It's only a dozen tube stops from Notting Hill to Walthamstow, but you won't catch Hugh Grant poncing about this end of London. Crime's a way of life round here (apparently), on a scale that rises from nicking cars to rubbing out the opposition. But before you start to fear another clueless gangland caper, take heart. It Was An Accident has more snap-of-the-fingers spirit than any of this year's shouty, sweary British crime flicks.
If you're a fan of Jeremy Cameron's novels (It Was An Accident is the second of three), then you're in for a surprise. The characters, setting and streetwise patter remain intact, but the messy plot (crooks, cops and councillors form a bond to dominate the local crime scene) has been jettisoned in favour of a story pitting one man's struggle to go straight against a vicious turf takeover battle, and features more of a generational and racial edge.
Unfortunately, this new story comes complete with its own set of problems. Without the background of the first book, the likeable, cheery Nicky we see on screen hasn't earned the sort of notoriety that would attract trouble from all quarters. Perhaps the film is trying to say too many things about the here-and-now of crime. East End relics, flashy psychos, cold-hearted `businessmen', dodgy coppers and everyday wide-boys are mixed in; but few are given space to develop into people with credible motivations.

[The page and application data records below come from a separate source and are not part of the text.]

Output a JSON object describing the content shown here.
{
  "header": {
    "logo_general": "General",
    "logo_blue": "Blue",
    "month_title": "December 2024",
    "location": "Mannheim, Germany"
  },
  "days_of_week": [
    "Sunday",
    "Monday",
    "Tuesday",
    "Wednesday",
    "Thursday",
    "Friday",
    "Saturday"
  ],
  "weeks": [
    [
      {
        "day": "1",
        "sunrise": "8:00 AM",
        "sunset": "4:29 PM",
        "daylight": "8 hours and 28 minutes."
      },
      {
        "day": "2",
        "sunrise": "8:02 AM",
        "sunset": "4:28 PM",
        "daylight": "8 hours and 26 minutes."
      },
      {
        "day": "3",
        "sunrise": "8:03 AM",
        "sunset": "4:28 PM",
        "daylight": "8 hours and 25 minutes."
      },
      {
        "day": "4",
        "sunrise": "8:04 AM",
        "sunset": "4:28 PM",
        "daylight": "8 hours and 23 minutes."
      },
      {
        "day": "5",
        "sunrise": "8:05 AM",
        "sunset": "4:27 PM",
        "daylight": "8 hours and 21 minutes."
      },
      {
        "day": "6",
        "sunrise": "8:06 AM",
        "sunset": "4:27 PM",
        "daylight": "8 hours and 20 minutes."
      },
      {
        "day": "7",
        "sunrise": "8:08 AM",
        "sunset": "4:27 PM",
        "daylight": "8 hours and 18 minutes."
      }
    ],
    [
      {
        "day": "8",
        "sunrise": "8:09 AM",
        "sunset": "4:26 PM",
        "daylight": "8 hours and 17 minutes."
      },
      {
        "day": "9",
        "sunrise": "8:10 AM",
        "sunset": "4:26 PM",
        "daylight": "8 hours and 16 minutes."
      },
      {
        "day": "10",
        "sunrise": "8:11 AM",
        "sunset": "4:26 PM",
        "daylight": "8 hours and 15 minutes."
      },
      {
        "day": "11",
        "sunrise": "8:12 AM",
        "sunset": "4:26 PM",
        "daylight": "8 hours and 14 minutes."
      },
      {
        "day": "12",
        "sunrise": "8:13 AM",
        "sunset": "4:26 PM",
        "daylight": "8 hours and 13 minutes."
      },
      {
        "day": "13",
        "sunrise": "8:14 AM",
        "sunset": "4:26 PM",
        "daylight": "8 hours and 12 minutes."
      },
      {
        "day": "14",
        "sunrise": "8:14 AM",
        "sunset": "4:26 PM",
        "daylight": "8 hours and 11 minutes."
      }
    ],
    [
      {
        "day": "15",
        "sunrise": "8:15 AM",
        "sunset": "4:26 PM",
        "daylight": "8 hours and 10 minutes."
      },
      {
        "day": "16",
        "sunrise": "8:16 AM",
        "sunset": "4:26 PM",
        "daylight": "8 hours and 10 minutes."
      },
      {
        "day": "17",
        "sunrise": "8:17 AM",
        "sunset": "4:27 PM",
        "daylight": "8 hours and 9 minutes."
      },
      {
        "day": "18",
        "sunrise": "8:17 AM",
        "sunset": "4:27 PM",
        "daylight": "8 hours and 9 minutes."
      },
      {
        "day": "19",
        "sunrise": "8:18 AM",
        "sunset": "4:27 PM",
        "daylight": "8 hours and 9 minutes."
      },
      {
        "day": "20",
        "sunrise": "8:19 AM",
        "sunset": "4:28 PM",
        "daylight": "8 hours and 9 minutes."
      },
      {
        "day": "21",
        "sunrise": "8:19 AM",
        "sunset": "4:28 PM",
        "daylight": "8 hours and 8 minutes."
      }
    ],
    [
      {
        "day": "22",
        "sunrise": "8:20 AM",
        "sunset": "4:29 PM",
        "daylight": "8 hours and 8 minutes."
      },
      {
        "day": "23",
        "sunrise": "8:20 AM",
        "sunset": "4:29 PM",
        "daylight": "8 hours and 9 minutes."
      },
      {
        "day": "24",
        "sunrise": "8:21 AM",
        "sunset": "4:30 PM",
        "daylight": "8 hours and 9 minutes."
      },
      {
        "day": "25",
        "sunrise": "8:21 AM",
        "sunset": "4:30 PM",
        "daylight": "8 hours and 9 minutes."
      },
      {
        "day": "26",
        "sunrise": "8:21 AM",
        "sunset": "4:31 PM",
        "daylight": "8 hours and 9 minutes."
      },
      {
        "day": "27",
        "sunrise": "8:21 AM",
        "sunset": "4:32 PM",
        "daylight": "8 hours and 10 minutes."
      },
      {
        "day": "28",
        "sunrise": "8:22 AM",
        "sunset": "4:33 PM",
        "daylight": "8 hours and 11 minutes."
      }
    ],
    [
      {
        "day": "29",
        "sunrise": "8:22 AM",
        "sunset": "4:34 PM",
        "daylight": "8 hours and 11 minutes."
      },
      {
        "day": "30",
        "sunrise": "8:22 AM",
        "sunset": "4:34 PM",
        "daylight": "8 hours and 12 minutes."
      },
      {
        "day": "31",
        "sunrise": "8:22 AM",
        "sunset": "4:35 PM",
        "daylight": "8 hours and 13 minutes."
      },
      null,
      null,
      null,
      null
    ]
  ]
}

Not that this is a criticism of Chiwetel Ejiofor's performance - he makes Nicky's joy at being out of prison as heartfelt as the character's frustrations and fears when it all goes wrong. While the shallow low lives around him bang on about "respect", Ejiofor reveals Nicky's more poignant fight for self respect - And that's what gives depth to this dynamic alternative to the gangland mainstream.